Let’s Make It Green
Currently, the ICT industry accounts for about 2% of global emissions. To meet the terms of the Paris Agreement, the ITU has called for a 45% reduction in emissions from the ICT sector over the next decade. As sites and data centers are the most power-hungry assets in our industry, we’re prioritizing three areas:
First, on the product side, we’re developing new materials, algorithms, and thermal solutions to improve the power efficiency of our equipment. For example, we’ve just released a 5G AAU that reduces power consumption by more than 30% without reducing coverage.
Second, we’re remodeling sites to reduce power consumption and boost power efficiency. Where possible, we’re switching sites to poles and cabinets. By removing equipment from closed environments, we can take advantage of natural environments for cooling, which can boost site power efficiency from 60% to 97%. And with solar power, we can cut emissions by 10 tons per site per year.
Third, AI can optimize heat and power management in data centers, cutting PUE by 12%.
When it comes to cutting emissions, there’s much room for improvement in our industry and this will be a major focus of Huawei’s innovation strategy moving forward.
After five years of development, I still have high hopes for 5G. We’ve made incredible progress, but there’s more to do. Our industry is heading in several clear directions, so let’s act now and move forward together.

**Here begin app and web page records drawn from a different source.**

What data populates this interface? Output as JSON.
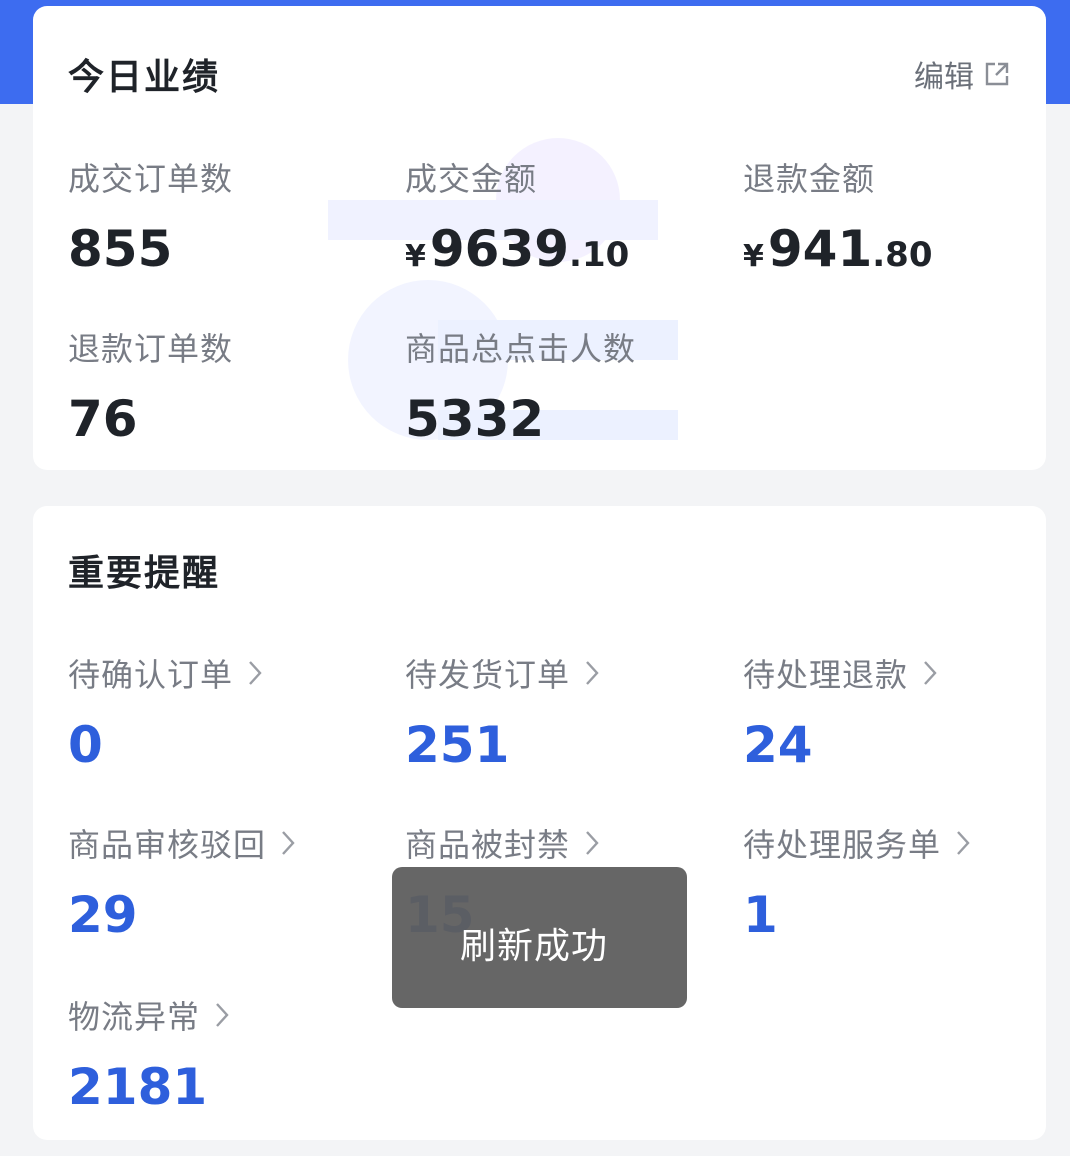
{
  "today": {
    "title": "今日业绩",
    "edit_label": "编辑",
    "metrics": [
      {
        "label": "成交订单数",
        "value": "855"
      },
      {
        "label": "成交金额",
        "currency": "¥",
        "int": "9639",
        "dec": ".10"
      },
      {
        "label": "退款金额",
        "currency": "¥",
        "int": "941",
        "dec": ".80"
      },
      {
        "label": "退款订单数",
        "value": "76"
      },
      {
        "label": "商品总点击人数",
        "value": "5332"
      }
    ]
  },
  "reminders": {
    "title": "重要提醒",
    "items": [
      {
        "label": "待确认订单",
        "value": "0"
      },
      {
        "label": "待发货订单",
        "value": "251"
      },
      {
        "label": "待处理退款",
        "value": "24"
      },
      {
        "label": "商品审核驳回",
        "value": "29"
      },
      {
        "label": "商品被封禁",
        "value": "15"
      },
      {
        "label": "待处理服务单",
        "value": "1"
      },
      {
        "label": "物流异常",
        "value": "2181"
      }
    ]
  },
  "toast": {
    "text": "刷新成功"
  },
  "colors": {
    "accent": "#3d6cf0",
    "value_blue": "#2e5fdc",
    "label_gray": "#787c85"
  },
  "icons": {
    "edit": "external-edit-icon",
    "chevron": "chevron-right-icon"
  }
}
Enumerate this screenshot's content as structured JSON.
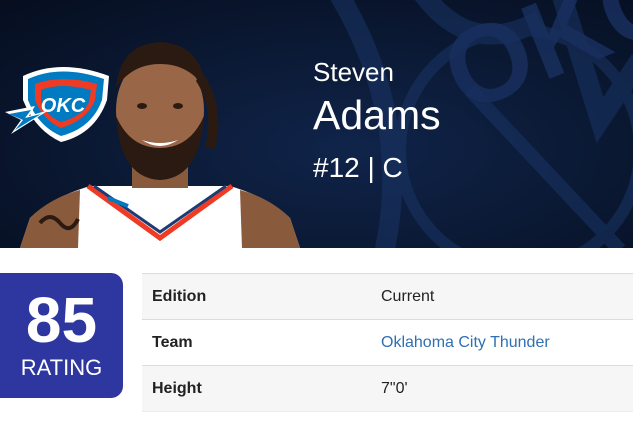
{
  "player": {
    "first_name": "Steven",
    "last_name": "Adams",
    "number_position": "#12 | C"
  },
  "team_logo": {
    "icon": "okc-thunder-logo-icon",
    "wordmark": "OKC"
  },
  "watermark": {
    "icon": "okc-watermark-icon",
    "text": "OKC"
  },
  "rating": {
    "value": "85",
    "label": "RATING",
    "color": "#2e36a0"
  },
  "info": {
    "rows": [
      {
        "label": "Edition",
        "value": "Current"
      },
      {
        "label": "Team",
        "value": "Oklahoma City Thunder"
      },
      {
        "label": "Height",
        "value": "7\"0'"
      }
    ]
  },
  "colors": {
    "hero_background": "#0b1a36",
    "thunder_blue": "#007ac1",
    "thunder_orange": "#ef3b24",
    "link": "#2f6fb3"
  }
}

Disclaimer: Any views and/or opinions expressed in this post by individual authors or contributors are their personal views and/or opinions and do not necessarily reflect the views and/or opinions of Huawei Technologies.